## What you are asked to do
In the records that follow, count the lines where the string "영화금속" appears, and give the count with nothing added.

## Dataset rows describing interfaces
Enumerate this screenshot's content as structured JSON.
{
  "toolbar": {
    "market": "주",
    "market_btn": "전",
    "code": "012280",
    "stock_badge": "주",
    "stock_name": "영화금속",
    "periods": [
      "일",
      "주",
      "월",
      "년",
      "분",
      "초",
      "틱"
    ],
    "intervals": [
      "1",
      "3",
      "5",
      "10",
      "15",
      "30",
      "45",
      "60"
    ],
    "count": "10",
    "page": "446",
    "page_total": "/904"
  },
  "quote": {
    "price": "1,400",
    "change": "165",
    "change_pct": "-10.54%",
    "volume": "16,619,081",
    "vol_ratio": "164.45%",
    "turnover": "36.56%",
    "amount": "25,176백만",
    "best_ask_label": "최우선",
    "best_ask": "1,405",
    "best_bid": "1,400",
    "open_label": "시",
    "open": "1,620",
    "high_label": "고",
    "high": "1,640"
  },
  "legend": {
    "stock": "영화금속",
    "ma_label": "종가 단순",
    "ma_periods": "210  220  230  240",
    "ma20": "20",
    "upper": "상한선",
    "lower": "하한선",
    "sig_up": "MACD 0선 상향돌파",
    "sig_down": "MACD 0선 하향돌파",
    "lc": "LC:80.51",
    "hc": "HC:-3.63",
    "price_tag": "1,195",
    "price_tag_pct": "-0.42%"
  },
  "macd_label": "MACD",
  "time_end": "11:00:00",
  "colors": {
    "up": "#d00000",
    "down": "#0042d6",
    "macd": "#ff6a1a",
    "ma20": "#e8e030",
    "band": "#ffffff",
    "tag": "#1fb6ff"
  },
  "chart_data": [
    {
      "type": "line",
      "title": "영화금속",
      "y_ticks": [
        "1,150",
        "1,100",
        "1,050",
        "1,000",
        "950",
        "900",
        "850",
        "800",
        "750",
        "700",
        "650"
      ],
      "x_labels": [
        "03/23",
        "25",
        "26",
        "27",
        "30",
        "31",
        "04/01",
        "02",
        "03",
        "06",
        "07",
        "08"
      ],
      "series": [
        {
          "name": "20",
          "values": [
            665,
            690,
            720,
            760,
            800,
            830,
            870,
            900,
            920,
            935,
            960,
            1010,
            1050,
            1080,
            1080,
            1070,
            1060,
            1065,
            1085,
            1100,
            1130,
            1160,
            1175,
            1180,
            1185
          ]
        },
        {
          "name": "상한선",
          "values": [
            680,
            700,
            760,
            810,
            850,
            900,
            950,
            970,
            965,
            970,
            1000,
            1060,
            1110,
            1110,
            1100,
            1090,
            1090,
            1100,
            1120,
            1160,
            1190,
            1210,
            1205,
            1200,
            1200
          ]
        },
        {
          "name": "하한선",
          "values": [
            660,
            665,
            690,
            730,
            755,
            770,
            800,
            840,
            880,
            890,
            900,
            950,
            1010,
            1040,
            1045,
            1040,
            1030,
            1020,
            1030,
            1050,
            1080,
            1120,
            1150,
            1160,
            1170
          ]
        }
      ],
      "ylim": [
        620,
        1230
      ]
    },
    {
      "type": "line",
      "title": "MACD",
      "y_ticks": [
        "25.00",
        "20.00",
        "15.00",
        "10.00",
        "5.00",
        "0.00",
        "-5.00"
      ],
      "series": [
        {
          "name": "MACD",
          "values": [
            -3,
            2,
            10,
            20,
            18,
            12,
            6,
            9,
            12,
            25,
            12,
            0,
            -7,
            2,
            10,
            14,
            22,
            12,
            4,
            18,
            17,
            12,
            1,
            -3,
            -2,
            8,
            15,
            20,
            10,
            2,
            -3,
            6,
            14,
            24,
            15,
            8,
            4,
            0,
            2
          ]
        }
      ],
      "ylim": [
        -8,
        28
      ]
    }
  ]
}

## Solution to this exercise
3